As we approach World Day for Safety and Health at Work, it’s a good opportunity to focus on a workplace injury that is largely preventable. The European Agency of Occupational Safety and Health estimates that 1 million needlestick injuries occur every year. Sharps injuries can happen when needles are improperly or carelessly disposed of, instead of being placed in sealed sharps containers.
According to NHS Resolution between 2012 – 2017 there were 1,833 incident claims for needlestick injuries and the cost to the NHS is equivalent to 125 band 5 nurses for one year. There are legal requirements on employers to take steps to prevent healthcare staff being exposed to infectious agents from sharps injuries.
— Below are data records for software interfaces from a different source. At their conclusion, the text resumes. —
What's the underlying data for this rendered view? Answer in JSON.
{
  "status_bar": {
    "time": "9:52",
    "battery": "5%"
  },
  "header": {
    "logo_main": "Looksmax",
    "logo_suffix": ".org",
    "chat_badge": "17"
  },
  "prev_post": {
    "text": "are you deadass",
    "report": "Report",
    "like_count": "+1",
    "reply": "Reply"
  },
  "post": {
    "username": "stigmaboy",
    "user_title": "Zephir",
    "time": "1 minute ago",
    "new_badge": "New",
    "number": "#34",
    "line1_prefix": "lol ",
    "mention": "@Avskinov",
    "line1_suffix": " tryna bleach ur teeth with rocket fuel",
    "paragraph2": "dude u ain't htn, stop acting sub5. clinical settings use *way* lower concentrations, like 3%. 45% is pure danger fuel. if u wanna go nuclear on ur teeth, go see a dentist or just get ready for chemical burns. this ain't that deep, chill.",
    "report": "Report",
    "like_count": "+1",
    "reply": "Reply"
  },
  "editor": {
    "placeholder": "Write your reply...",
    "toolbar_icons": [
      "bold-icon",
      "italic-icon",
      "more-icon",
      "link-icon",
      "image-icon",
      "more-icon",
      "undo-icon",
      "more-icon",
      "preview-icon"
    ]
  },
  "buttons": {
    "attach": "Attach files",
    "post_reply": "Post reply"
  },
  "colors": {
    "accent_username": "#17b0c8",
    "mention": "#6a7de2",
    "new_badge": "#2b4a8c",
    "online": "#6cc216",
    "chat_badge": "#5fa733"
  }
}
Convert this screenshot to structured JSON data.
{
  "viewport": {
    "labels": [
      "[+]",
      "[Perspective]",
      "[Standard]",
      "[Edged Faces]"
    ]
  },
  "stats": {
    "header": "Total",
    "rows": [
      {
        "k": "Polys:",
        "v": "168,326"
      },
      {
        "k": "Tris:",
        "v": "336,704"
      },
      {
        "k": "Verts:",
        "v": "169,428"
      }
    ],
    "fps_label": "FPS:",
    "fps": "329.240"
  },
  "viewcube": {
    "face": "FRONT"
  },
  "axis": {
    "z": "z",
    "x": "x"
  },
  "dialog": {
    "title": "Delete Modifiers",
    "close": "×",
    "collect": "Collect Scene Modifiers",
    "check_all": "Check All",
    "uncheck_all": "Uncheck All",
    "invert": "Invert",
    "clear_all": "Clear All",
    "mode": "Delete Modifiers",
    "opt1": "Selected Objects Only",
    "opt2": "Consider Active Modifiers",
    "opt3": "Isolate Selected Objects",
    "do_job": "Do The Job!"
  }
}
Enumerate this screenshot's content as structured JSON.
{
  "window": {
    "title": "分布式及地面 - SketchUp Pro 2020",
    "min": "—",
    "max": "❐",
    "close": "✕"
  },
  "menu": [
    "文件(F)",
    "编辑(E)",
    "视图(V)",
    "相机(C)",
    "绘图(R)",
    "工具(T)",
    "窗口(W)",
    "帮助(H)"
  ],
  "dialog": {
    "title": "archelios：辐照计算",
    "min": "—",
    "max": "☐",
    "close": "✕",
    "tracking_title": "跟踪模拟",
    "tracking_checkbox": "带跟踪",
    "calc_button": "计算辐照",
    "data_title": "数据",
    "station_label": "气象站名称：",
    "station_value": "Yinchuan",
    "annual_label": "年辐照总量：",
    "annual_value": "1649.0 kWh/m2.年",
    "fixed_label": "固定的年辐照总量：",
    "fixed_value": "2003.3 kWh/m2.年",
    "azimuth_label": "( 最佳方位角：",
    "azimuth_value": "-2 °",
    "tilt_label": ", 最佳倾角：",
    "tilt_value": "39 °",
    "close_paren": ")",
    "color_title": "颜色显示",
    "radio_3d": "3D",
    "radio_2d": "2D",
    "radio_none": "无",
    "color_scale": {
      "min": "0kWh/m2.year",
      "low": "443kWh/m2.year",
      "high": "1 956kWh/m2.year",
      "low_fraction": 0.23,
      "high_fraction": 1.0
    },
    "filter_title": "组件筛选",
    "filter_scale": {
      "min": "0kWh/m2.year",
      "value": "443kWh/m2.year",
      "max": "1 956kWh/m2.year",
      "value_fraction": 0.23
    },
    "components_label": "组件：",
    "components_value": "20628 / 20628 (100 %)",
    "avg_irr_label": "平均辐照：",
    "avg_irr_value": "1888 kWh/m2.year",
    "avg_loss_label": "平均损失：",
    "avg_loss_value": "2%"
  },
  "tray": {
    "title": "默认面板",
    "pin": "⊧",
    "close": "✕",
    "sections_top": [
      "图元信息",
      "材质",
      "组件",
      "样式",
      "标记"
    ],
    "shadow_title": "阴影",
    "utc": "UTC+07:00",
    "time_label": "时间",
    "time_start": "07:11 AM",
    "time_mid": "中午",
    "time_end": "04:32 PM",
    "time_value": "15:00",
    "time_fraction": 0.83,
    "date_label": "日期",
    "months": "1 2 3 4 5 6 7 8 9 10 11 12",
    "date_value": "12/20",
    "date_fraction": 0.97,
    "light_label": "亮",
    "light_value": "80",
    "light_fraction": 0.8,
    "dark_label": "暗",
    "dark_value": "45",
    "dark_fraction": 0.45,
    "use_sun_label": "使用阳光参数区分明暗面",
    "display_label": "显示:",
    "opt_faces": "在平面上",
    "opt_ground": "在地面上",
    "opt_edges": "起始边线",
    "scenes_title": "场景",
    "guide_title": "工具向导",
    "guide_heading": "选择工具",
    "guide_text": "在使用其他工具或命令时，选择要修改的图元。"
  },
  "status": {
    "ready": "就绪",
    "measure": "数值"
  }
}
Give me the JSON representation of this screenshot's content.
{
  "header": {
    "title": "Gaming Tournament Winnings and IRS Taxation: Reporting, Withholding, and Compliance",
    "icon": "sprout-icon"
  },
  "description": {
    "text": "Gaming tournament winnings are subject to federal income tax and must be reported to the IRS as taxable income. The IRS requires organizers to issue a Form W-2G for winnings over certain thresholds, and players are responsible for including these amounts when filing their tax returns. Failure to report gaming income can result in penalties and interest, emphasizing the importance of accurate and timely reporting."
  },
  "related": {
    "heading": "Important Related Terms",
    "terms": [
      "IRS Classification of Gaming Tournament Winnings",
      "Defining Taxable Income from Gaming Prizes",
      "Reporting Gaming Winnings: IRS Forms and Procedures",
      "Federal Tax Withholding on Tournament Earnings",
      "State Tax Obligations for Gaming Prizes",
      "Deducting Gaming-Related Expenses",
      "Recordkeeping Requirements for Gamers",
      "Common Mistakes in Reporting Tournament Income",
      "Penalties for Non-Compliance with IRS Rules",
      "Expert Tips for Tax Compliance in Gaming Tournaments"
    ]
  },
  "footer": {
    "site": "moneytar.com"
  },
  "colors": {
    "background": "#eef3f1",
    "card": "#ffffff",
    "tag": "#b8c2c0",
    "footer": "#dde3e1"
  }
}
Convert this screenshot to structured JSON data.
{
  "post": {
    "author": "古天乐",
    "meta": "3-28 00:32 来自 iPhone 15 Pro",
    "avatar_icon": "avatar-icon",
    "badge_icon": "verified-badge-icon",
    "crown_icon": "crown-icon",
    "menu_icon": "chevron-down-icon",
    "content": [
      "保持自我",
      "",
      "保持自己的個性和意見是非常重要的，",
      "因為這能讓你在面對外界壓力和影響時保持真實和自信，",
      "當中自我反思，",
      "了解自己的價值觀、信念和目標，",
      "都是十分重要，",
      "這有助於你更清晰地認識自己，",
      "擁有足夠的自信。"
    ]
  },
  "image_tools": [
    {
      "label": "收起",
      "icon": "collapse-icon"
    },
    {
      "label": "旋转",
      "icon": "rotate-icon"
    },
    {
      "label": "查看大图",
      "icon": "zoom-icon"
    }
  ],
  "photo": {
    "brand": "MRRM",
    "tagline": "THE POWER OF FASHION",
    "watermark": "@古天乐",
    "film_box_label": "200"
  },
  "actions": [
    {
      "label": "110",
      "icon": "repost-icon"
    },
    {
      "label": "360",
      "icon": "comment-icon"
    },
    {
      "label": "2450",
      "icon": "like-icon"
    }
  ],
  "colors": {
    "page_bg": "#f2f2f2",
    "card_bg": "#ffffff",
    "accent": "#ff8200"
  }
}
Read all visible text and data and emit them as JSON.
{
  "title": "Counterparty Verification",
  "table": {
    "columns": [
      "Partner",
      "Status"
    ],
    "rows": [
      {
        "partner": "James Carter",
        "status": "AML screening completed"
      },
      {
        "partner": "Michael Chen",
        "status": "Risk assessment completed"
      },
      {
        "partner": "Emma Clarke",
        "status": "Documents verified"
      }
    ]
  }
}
A needlestick injury can be avoided by following simple guidelines and recognising that appropriate waste segregation is vital to the safety of staff, patients and any persons in contact in a health or social services where sharps are used.
Our Senior Bio-Systems Business Manager Amie Marsh has put together some top tips for reducing the risk of receiving a sharps injury:
•Ensure sharps containers are assembled correctly
•The colour of the lid should match the colour of the base label. The lid should be securely attached as per the manufacturer’s instructions.
•Sharps containers should be located at the point of patient care This is to ensure staff can dispose of the sharp safely and immediately after use, directly into the sharps container. Staff should not carry around any used sharps away from the point of patient care.
•Temporary closure activated When not in use, the temporary closure on the disposable sharps unit should be selected to ensure the container is secure whilst in situ.
•Sharps waste only Only sharps waste should be disposed of in the sharps containers. For non-sharps waste select the appropriate bagged waste stream.
•Permanently lock when full Once contents are at the fill line (usually three quarters full) the container must be permanently locked and disposed of. DO NOT overfill a sharps container, this can lead to an increased risk of sharps injury and the spread of infection.
•Use the handle When carrying a sharps container, always use the handle.
•Dispose of containers safely Sharps should be disposed of safely into a sharps container with the sharp-end disposed of first and always facing away from you.
To find out how we can help you reduce sharps related injuries in your facility, contact a member of our specialist team today.